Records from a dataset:
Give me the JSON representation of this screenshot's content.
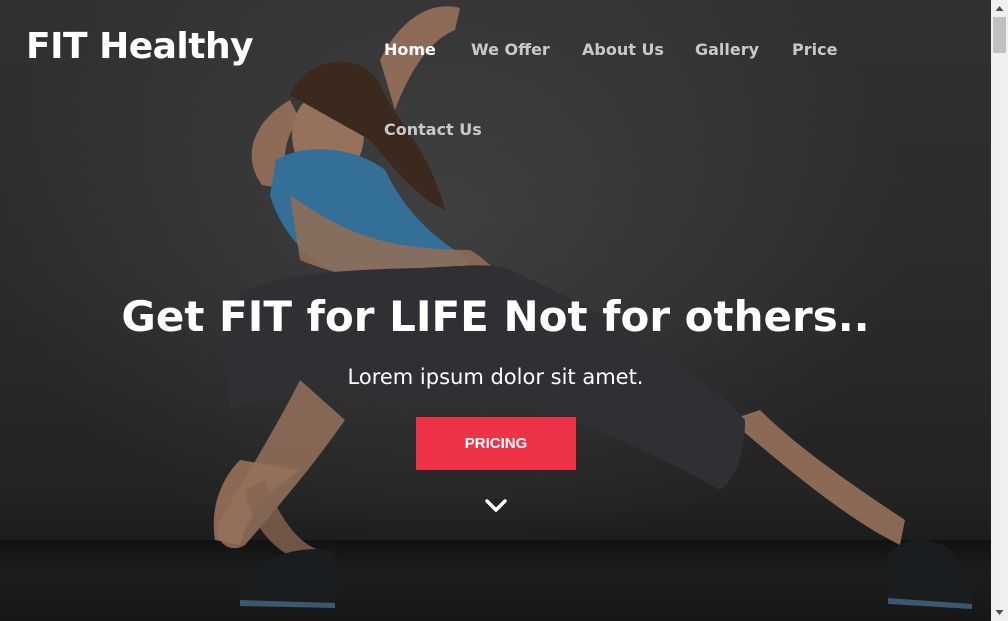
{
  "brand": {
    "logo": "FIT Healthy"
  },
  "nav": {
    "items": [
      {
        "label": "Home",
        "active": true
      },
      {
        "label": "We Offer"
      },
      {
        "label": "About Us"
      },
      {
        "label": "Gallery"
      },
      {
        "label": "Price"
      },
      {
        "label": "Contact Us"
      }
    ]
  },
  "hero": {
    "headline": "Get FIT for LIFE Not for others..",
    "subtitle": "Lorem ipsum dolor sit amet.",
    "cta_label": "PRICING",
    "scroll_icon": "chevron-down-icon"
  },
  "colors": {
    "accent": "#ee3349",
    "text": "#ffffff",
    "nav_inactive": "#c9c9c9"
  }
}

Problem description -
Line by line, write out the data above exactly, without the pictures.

Solved problem -
Give me the JSON representation of this screenshot's content.
{
  "brand": {
    "logo": "FIT Healthy"
  },
  "nav": {
    "items": [
      {
        "label": "Home",
        "active": true
      },
      {
        "label": "We Offer"
      },
      {
        "label": "About Us"
      },
      {
        "label": "Gallery"
      },
      {
        "label": "Price"
      },
      {
        "label": "Contact Us"
      }
    ]
  },
  "hero": {
    "headline": "Get FIT for LIFE Not for others..",
    "subtitle": "Lorem ipsum dolor sit amet.",
    "cta_label": "PRICING",
    "scroll_icon": "chevron-down-icon"
  },
  "colors": {
    "accent": "#ee3349",
    "text": "#ffffff",
    "nav_inactive": "#c9c9c9"
  }
}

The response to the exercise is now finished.